One of my great disappointments, and a cause of utter dismay at times, of Obama’s first term was his near-total failure to bring into his administration really brilliant academics, and (apparently) to actually listen to the ones he did bring in. I remember back in early 2009 how happy I was that Obama was going to pursue major healthcare insurance reform, right at the outset, and I assumed that he would enlist the assistance of two or three of the most prominent academics who had extensive background related to healthcare financing. Which, in my opinion, meant, first and foremost, Uwe Reinhardt, the James Madison Professor of Political Economy at Princeton’s Economics and Public Affairs departments.
I sort of had this vision of Reinhardt and Gail Wilensky, the moderate Republican healthcare economist who had served as George H. W. Bush’s Medicare director, joining together at Obama’s request to draft a potential healthcare insurance bill.
Instead, of course, Obama left it up to Max Baucus and a few other members of Congress to draft a bill from scratch, and then failed to aggressively explain its contents and refute the massive campaign of disinformation about it. Sort of like his method of handling the stimulus legislation. Thus, the 2010 election results.
But healthcare costs and related issues are deeply entwined with economic and labor issues, and Reinhardt’s expertise is not limited to healthcare costs and delivery. He is not per se a labor economist, but he is per se brilliant and possessed of the ability to explain complex facts to the economics-and-healthcare-finance-challenged crowd. (Trust me on this.)

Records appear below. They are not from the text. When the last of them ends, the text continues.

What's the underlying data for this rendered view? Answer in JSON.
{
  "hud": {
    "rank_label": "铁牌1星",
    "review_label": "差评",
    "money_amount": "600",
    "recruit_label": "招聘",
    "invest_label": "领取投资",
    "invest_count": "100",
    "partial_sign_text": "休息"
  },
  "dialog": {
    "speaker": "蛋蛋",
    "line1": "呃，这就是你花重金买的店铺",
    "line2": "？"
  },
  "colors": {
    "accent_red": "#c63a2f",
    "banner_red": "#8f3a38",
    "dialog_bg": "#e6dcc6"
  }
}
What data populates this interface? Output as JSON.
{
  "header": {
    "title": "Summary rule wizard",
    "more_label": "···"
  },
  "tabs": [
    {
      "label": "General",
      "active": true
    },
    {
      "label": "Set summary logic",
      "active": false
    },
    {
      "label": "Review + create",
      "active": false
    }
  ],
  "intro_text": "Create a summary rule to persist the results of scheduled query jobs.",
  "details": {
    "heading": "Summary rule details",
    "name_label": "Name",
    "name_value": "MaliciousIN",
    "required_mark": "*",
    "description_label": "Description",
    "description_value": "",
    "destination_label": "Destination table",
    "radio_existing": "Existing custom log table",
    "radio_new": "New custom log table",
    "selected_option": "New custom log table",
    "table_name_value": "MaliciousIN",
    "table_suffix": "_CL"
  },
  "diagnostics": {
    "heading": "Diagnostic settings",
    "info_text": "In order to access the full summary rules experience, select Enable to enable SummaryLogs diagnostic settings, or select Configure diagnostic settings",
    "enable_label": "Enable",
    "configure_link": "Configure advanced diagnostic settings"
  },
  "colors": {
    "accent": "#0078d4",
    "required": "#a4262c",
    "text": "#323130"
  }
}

A huge difference between now and any time during the past four years is that, finally, suddenly, some mainstream journalists and pundits are joining Paul Krugman in awakening to the facts highlighted in the above indented excerpt by Jim Tankersley. In mainstream print journalism, it may still be just the editorial writers at the New York Times and economics correspondents at the Washington Post, but I’m betting that it’s about to gain real steam.
The Times editorial I’m referring to is in today’s paper, and argues:
I agree that if Obama limits his options for this post to past or present politicians and people already, or recently, in government, then Granholm is an excellent choice. But I think it’s past time now for him to look elsewhere, to academia, to fill a post that has the potential to make a defining contribution to critical economic and labor policy.
I fear, of course, that Reinhardt is the wrong gender. Obama needs to place women in prominent positions in his administration, after all. And there may well be a terrific labor economist who is female; I wouldn’t know. But even more than placing women in prominent positions in his administration, he needs to place someone with a deep understanding of national and international labor and economics dynamics in a position of real influence and public exposure.